The Ageing of Relationships
“Why is it that we sometimes can’t feel close to someone we’ve lived with for a long period of time?” This was the heartfelt question from a young woman and mother who was struggling in a relationship with her partner. The relationship had been going sideways for years, but she was reluctant to break up the marriage for a number of good reasons, including her concern for the children and of course finances.
At the heart of her question was this feeling of alienation and distance from her partner. Having been together since a very young age, they had found that as they matured and had children, they had grown apart. Young people often gravitate towards each other because they fall in love with someone who they see as different – someone who seems to offer something they are lacking, or seems to complement them in some important way. Positive projections just happen – it can feel like a god force moving through you, and it carries a feeling of uplifting excitement and intoxication with it. Falling in love is a beautiful thing and I am loathe to analyze it, unless it becomes problematic in some way.
The problem in this and similar cases, is that when the glorious projection has fallen off and we are faced with the stark reality of what we have gotten into, we have to deal with some hard or bitter realizations.
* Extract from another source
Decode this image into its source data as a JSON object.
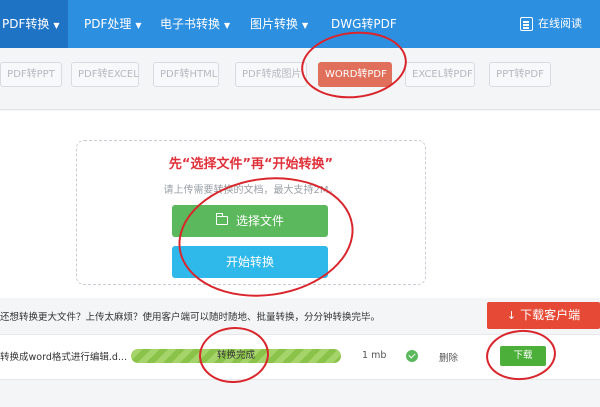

I remember Marion Woodman once saying that this was when you have the hard task of learning to really love someone. By this she meant, can you learn to love and accept them just the way they are without trying to change them?
Sometimes you can and do learn to love that ‘other’, and sometimes it doesn’t mean that you have to live with them for the rest of your lives. Sometimes it is about learning to co-parent in a loving and mutually supportive way. These are different values from the values of my parents’ generation when people just stuck it out through thick and thin until death parted them. Some people met the challenge and were transformed by that experience. Others shriveled up and died. But times do change, and the collective psyche also changes as new values rise to the fore.
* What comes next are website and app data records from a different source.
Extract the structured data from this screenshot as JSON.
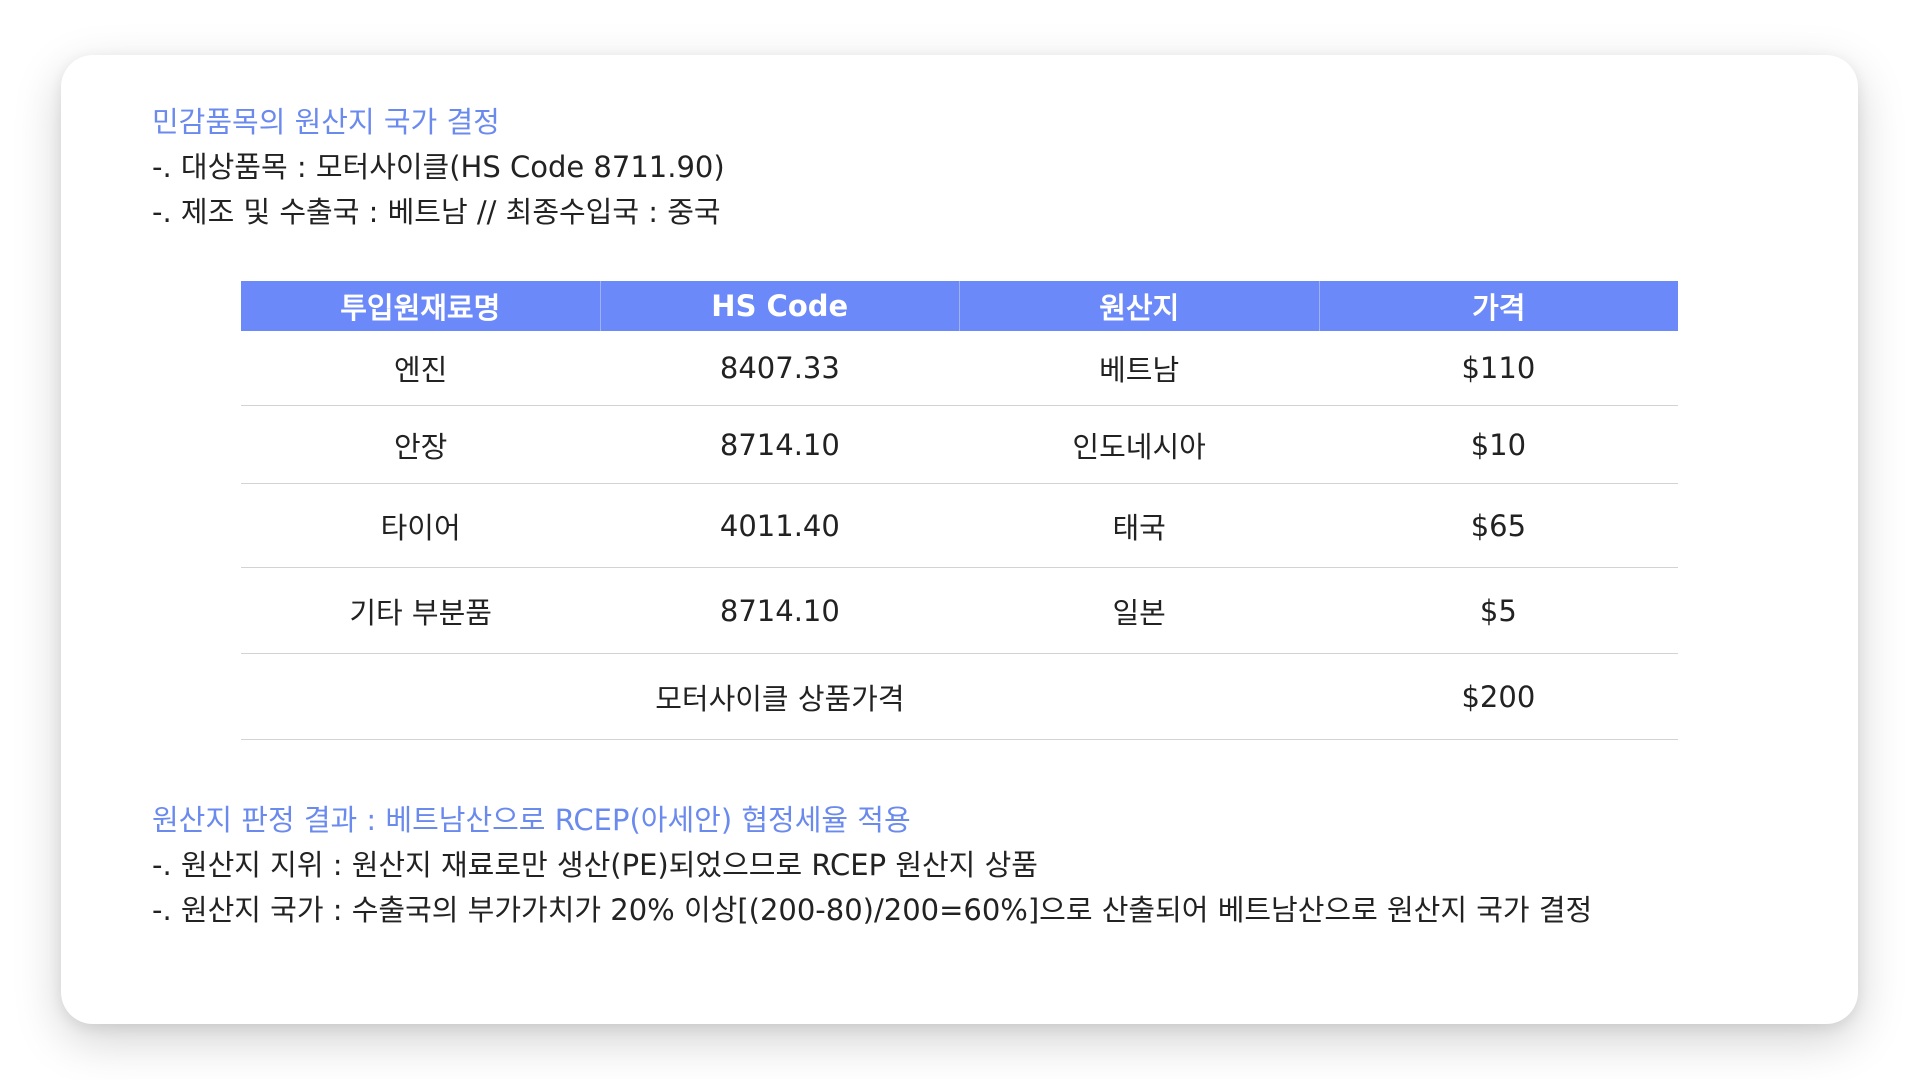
{
  "header": {
    "title": "민감품목의 원산지 국가 결정",
    "item_line": "-. 대상품목 : 모터사이클(HS Code 8711.90)",
    "country_line": "-. 제조 및 수출국 : 베트남 // 최종수입국 : 중국"
  },
  "table": {
    "columns": [
      "투입원재료명",
      "HS Code",
      "원산지",
      "가격"
    ],
    "rows": [
      {
        "material": "엔진",
        "hs_code": "8407.33",
        "origin": "베트남",
        "price": "$110"
      },
      {
        "material": "안장",
        "hs_code": "8714.10",
        "origin": "인도네시아",
        "price": "$10"
      },
      {
        "material": "타이어",
        "hs_code": "4011.40",
        "origin": "태국",
        "price": "$65"
      },
      {
        "material": "기타 부분품",
        "hs_code": "8714.10",
        "origin": "일본",
        "price": "$5"
      }
    ],
    "total": {
      "label": "모터사이클 상품가격",
      "price": "$200"
    }
  },
  "result": {
    "title": "원산지 판정 결과 : 베트남산으로 RCEP(아세안) 협정세율 적용",
    "status_line": "-. 원산지 지위 : 원산지 재료로만 생산(PE)되었으므로 RCEP 원산지 상품",
    "country_line": "-. 원산지 국가 : 수출국의 부가가치가 20% 이상[(200-80)/200=60%]으로 산출되어 베트남산으로 원산지 국가 결정"
  },
  "colors": {
    "accent": "#6b8aee",
    "table_header": "#6b89f8",
    "text": "#222222"
  }
}
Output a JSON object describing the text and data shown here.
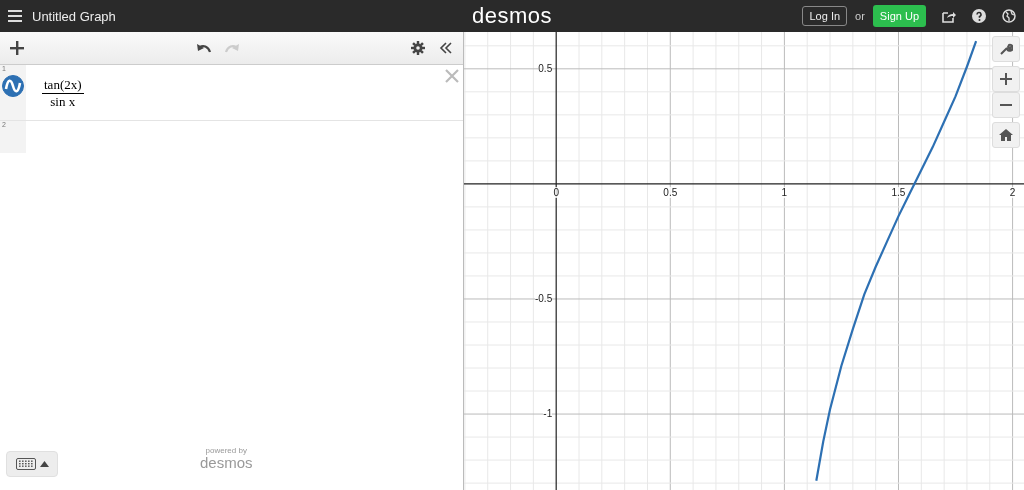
{
  "header": {
    "title": "Untitled Graph",
    "logo": "desmos",
    "login": "Log In",
    "or": "or",
    "signup": "Sign Up"
  },
  "expressions": [
    {
      "number": "1",
      "numerator": "tan(2x)",
      "denominator": "sin x",
      "color": "#2d70b3",
      "visible": true
    },
    {
      "number": "2"
    }
  ],
  "footer": {
    "powered": "powered by",
    "brand": "desmos"
  },
  "graph": {
    "chart_data": {
      "type": "line",
      "grid": true,
      "xlim": [
        -0.404,
        2.05
      ],
      "ylim": [
        -1.33,
        0.66
      ],
      "xticks": [
        {
          "value": 0,
          "label": "0"
        },
        {
          "value": 0.5,
          "label": "0.5"
        },
        {
          "value": 1,
          "label": "1"
        },
        {
          "value": 1.5,
          "label": "1.5"
        },
        {
          "value": 2,
          "label": "2"
        }
      ],
      "yticks": [
        {
          "value": 0.5,
          "label": "0.5"
        },
        {
          "value": -0.5,
          "label": "-0.5"
        },
        {
          "value": -1,
          "label": "-1"
        }
      ],
      "x": [
        1.14,
        1.17,
        1.2,
        1.25,
        1.3,
        1.35,
        1.4,
        1.45,
        1.5,
        1.55,
        1.6,
        1.65,
        1.7,
        1.75,
        1.8,
        1.84
      ],
      "series": [
        {
          "color": "#2d70b3",
          "values": [
            -1.29,
            -1.12,
            -0.98,
            -0.79,
            -0.63,
            -0.48,
            -0.36,
            -0.25,
            -0.14,
            -0.04,
            0.06,
            0.16,
            0.27,
            0.38,
            0.51,
            0.62
          ]
        }
      ]
    }
  }
}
When the positive projection falls off, the loss of the exhilarating ‘in love’ feeling can feel like a huge disappointment. “Is this it?” you may ask yourself, or “this isn’t what I bargained for!” or “I didn’t sign up for this!” or “I thought it was going to be different!” or “I can’t deal with this!”. The spoiled inner child, or the disappointed romantic, or the young puer or puella (see blog on Inner Community) starts up its inner rant.
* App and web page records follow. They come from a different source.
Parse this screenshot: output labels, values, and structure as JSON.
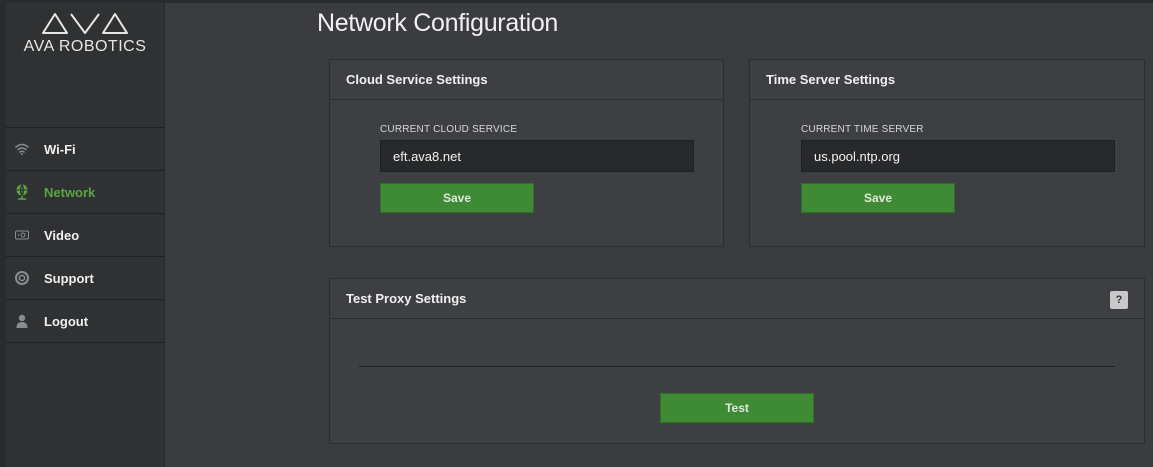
{
  "brand": {
    "name": "AVA ROBOTICS"
  },
  "sidebar": {
    "items": [
      {
        "label": "Wi-Fi",
        "icon": "wifi-icon",
        "active": false
      },
      {
        "label": "Network",
        "icon": "globe-icon",
        "active": true
      },
      {
        "label": "Video",
        "icon": "video-icon",
        "active": false
      },
      {
        "label": "Support",
        "icon": "lifebuoy-icon",
        "active": false
      },
      {
        "label": "Logout",
        "icon": "user-icon",
        "active": false
      }
    ]
  },
  "page": {
    "title": "Network Configuration"
  },
  "cloud": {
    "title": "Cloud Service Settings",
    "field_label": "CURRENT CLOUD SERVICE",
    "value": "eft.ava8.net",
    "save_label": "Save"
  },
  "time": {
    "title": "Time Server Settings",
    "field_label": "CURRENT TIME SERVER",
    "value": "us.pool.ntp.org",
    "save_label": "Save"
  },
  "proxy": {
    "title": "Test Proxy Settings",
    "help_label": "?",
    "test_label": "Test"
  },
  "colors": {
    "accent": "#5aa642",
    "button": "#3f8a35",
    "background": "#3a3c3f",
    "sidebar": "#2f3133"
  }
}
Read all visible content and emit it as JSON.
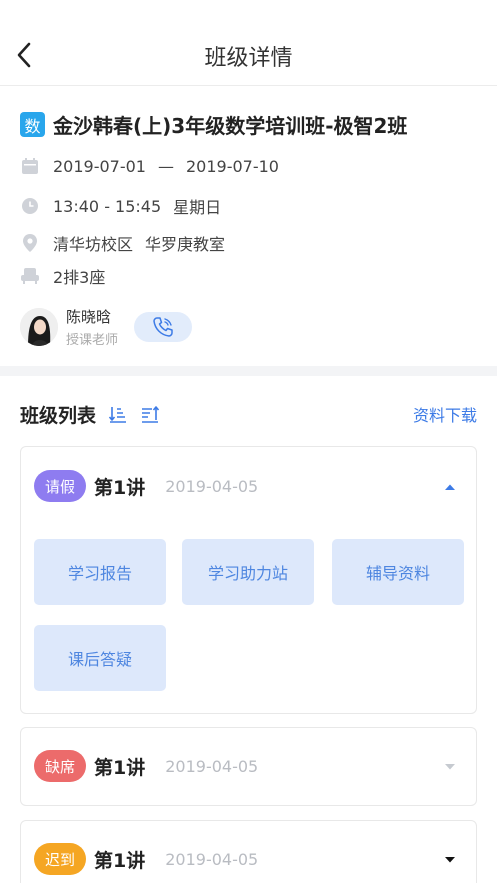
{
  "header": {
    "title": "班级详情"
  },
  "class_info": {
    "badge": "数",
    "name": "金沙韩春(上)3年级数学培训班-极智2班",
    "date_start": "2019-07-01",
    "date_sep": "—",
    "date_end": "2019-07-10",
    "time": "13:40 - 15:45",
    "weekday": "星期日",
    "campus": "清华坊校区",
    "classroom": "华罗庚教室",
    "seat": "2排3座"
  },
  "teacher": {
    "name": "陈晓晗",
    "role": "授课老师"
  },
  "list": {
    "title": "班级列表",
    "download": "资料下载"
  },
  "lessons": [
    {
      "tag": "请假",
      "tag_color": "#8e7cf0",
      "title": "第1讲",
      "date": "2019-04-05",
      "expanded": true,
      "actions": [
        "学习报告",
        "学习助力站",
        "辅导资料",
        "课后答疑"
      ]
    },
    {
      "tag": "缺席",
      "tag_color": "#ec6b6b",
      "title": "第1讲",
      "date": "2019-04-05",
      "expanded": false
    },
    {
      "tag": "迟到",
      "tag_color": "#f5a623",
      "title": "第1讲",
      "date": "2019-04-05",
      "expanded": false
    }
  ],
  "colors": {
    "accent": "#3d7be6",
    "badge": "#29a6ec"
  }
}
Don’t get me wrong. I know what this feels like. Most adults have faced this confrontation with themselves and their partners at some point in their lives. And I don’t have the answer. There isn’t any one answer. When we have had children in that relationship, it becomes (or should become) a much tougher question. It forces you to carry the cross and to suffer the dilemma. Relationships without children (or other in-built responsibilities) are often easier to walk away from.
When we have to suffer the consequences of our choices, it forces us to grow and deepen in ways that are not there for us when we are in La La Land. Remember Odysseus? He was delayed from returning Home for a long time because he kept getting sidetracked on the islands of sense pleasures and addictions. “Falling in love” can become very addictive, and you will see some people bounce from relationship to relationship, always looking for that fix. But with the dawning of consciousness, the getting sidetracked eventually becomes a part of the over-arching journey.
So I wish I had the easy answer for this wonderful young woman and mother. She is an absolute gem. I wish I could alleviate her suffering and make it all better for her. But then again, I know that this journey will take her to the other side. I have no idea where she will end up, but I trust her process and her Life. And I hope she does too, because that is what will be her guiding light.
Listen to a great teacher, Jean Houston, talk about the myth of Odysseus:
About the myth: